Koko’s Morality

Koko the gorilla is famous for mastering more than 1,000 signs based on American Sign Language, which she uses to communicate with Stanford researchers.

That’s not all she’s learned from humans. One day her attendants discovered that a steel sink in her enclosure had been torn from its moorings. When they confronted her, she pointed to her pet kitten.

“Cat did it,” she signed.

Varying Reports

Which statements on this list are true?

  1. Exactly one statement on this list is false.
  2. Exactly two statements on this list are false.
  3. Exactly three statements on this list are false.
  4. Exactly four statements on this list are false.
  5. Exactly five statements on this list are false.
  6. Exactly six statements on this list are false.
  7. Exactly seven statements on this list are false.
  8. Exactly eight statements on this list are false.
  9. Exactly nine statements on this list are false.
  10. Exactly ten statements on this list are false.
Click for Answer

“Calamities of Genius”

Homer was a beggar; Plautus turned a mill; Terence was a slave; Boethius died in gaol; Paul Borghese had fourteen trades, and yet starved with them all; Tasso was often distressed for five shillings; Bentivoglio was refused admittance into an hospital he had himself erected; Cervantes died of hunger; Camoens, the celebrated writer of the Lusiad, ended his days in an alms house; and Vaugelas left his body to the surgeons, to pay his debts as far as it would go. In our own country, Bacon lived a life of meanness and distress; Sir Walter Raleigh died on a scaffold.
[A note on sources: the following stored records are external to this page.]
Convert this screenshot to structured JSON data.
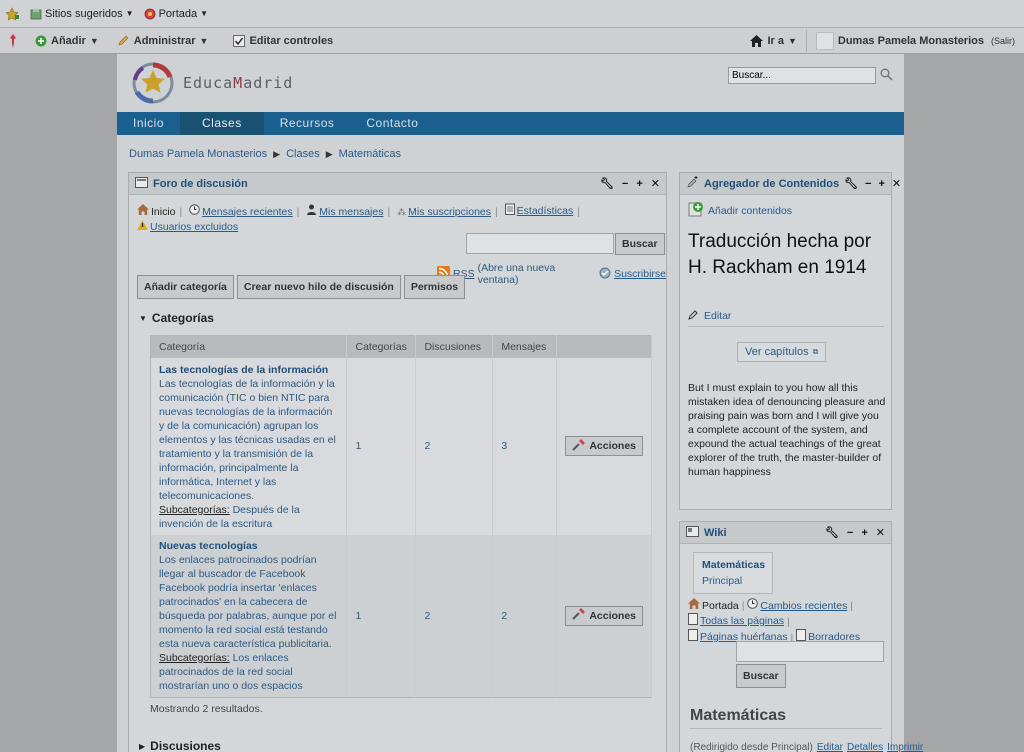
{
  "browser": {
    "bookmarks": [
      {
        "label": "Sitios sugeridos",
        "icon": "favorites-icon"
      },
      {
        "label": "Portada",
        "icon": "web-slice-icon"
      }
    ]
  },
  "dockbar": {
    "add": "Añadir",
    "manage": "Administrar",
    "edit_controls": "Editar controles",
    "goto": "Ir a",
    "user_name": "Dumas Pamela Monasterios",
    "sign_out": "(Salir)"
  },
  "header": {
    "logo_parts": [
      "E",
      "duca",
      "M",
      "adrid"
    ],
    "search_value": "Buscar..."
  },
  "nav": [
    "Inicio",
    "Clases",
    "Recursos",
    "Contacto"
  ],
  "breadcrumb": [
    "Dumas Pamela Monasterios",
    "Clases",
    "Matemáticas"
  ],
  "forum": {
    "title": "Foro de discusión",
    "links": {
      "home": "Inicio",
      "recent": "Mensajes recientes",
      "my_posts": "Mis mensajes",
      "subscriptions": "Mis suscripciones",
      "stats": "Estadísticas",
      "banned": "Usuarios excluidos"
    },
    "search_button": "Buscar",
    "rss": "RSS",
    "rss_note": "(Abre una nueva ventana)",
    "subscribe": "Suscribirse",
    "buttons": {
      "add_category": "Añadir categoría",
      "new_thread": "Crear nuevo hilo de discusión",
      "permissions": "Permisos"
    },
    "categories_heading": "Categorías",
    "columns": [
      "Categoría",
      "Categorías",
      "Discusiones",
      "Mensajes",
      ""
    ],
    "rows": [
      {
        "name": "Las tecnologías de la información",
        "description": "Las tecnologías de la información y la comunicación (TIC o bien NTIC para nuevas tecnologías de la información y de la comunicación) agrupan los elementos y las técnicas usadas en el tratamiento y la transmisión de la información, principalmente la informática, Internet y las telecomunicaciones.",
        "subcat_label": "Subcategorías:",
        "subcat": "Después de la invención de la escritura",
        "categories": "1",
        "threads": "2",
        "posts": "3",
        "action": "Acciones"
      },
      {
        "name": "Nuevas tecnologías",
        "description": "Los enlaces patrocinados podrían llegar al buscador de Facebook Facebook podría insertar 'enlaces patrocinados' en la cabecera de búsqueda por palabras, aunque por el momento la red social está testando esta nueva característica publicitaria.",
        "subcat_label": "Subcategorías:",
        "subcat": "Los enlaces patrocinados de la red social mostrarían uno o dos espacios",
        "categories": "1",
        "threads": "2",
        "posts": "2",
        "action": "Acciones"
      }
    ],
    "results": "Mostrando 2 resultados.",
    "discussions_heading": "Discusiones"
  },
  "aggregator": {
    "title": "Agregador de Contenidos",
    "add_content": "Añadir contenidos",
    "article_title": "Traducción hecha por H. Rackham en 1914",
    "edit": "Editar",
    "view_chapters": "Ver capítulos",
    "body": "But I must explain to you how all this mistaken idea of denouncing pleasure and praising pain was born and I will give you a complete account of the system, and expound the actual teachings of the great explorer of the truth, the master-builder of human happiness"
  },
  "wiki": {
    "title": "Wiki",
    "tabs": [
      "Matemáticas",
      "Principal"
    ],
    "links": {
      "frontpage": "Portada",
      "recent": "Cambios recientes",
      "all": "Todas las páginas",
      "orphan": "Páginas huérfanas",
      "drafts": "Borradores"
    },
    "search_button": "Buscar",
    "page_title": "Matemáticas",
    "footer": [
      "(Redirigido desde Principal)",
      "Editar",
      "Detalles",
      "Imprimir"
    ]
  }
}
Spencer, the charming Spencer, died forsaken, and in want; and the death of Collins came through neglect, first causing mental derangement. Milton sold his copy-right of Paradise Lost for fifteen pounds, at three payments, and finished his life in obscurity; Dryden lived in poverty and distress; Otway died prematurely, and through hunger; Lee died in the streets; Steele lived a life of perfect warfare with bailiffs. Goldsmith’s Vicar of Wakefield was sold for a trifle to save him from the gripe of the law; Fielding lies in the burying-ground of the English factory at Lisbon, without a stone to mark the spot; Savage died in prison at Bristol, where he was confined for a debt of eight pounds; Butler lived in penury, and died poor; Chatterton, the child of genius and misfortune, destroyed himself.

The Terrific Register, 1825

Start Again


Well, wait, there are only two. So there was a mistake of fact. Which means that the sentence really did contain three mistakes. But that means it was true all along … in which case it’s not false … in which case it really contains only two mistakes …


People born on Leap Day, February 29:

  • Pope Paul III (1468)
  • Gioacchino Rossini (1792)
  • Jimmy Dorsey (1904)
  • Dinah Shore (1916)
  • Howard Nemerov (1920)
  • Dennis Farina (1944)
  • Richard Ramirez (1960)
  • Tony Robbins (1960)
  • Eugene Volokh (1968)
  • Ja Rule (1976)

Sir James Wilson (1812-1880), premier of Tasmania, both entered and left the world on Leap Day. He died on his 68th birthday — or, arguably, on his 17th.

Allied Reptiles


In February 1945, the British 14th Army had surrounded a mass of fleeing Japanese in a mangrove swamp in southern Burma. In the swamp were thousands of saltwater crocodiles, averaging 15 feet long, but the Japanese refused to surrender. The crisis came on the night of Feb. 19:

That night was the most horrible that any member of the [marine launch] crews ever experienced. The scattered rifle shots in the pitch black swamp punctured by the screams of wounded men crushed in the jaws of huge reptiles, and the blurred worrying sound of spinning crocodiles made a cacophony of hell that has rarely been duplicated on earth. At dawn the vultures arrived to clean up what the crocodiles had left. … Of about 1,000 Japanese soldiers that entered the swamps of Ramree, only about 20 were found alive.

That’s the account of naturalist Bruce Wright. If it’s accurate, this would be the worst crocodile attack — and indeed one of the deadliest animal attacks — in recorded history.

Arguing in Circles

Some years ago, being with a camping party in the mountains, I returned from a solitary ramble to find every one engaged in a ferocious metaphysical dispute. The corpus of the dispute was a squirrel — a live squirrel supposed to be clinging to one side of a tree-trunk; while over against the tree’s opposite side a human being was imagined to stand. This human witness tries to get sight of the squirrel by moving rapidly round the tree, but no matter how fast he goes, the squirrel moves as fast in the opposite direction, and always keeps the tree between himself and the man, so that never a glimpse of him is caught. The resultant metaphysical problem now is this: Does the man go round the squirrel or not?

— William James, Pragmatism, 1907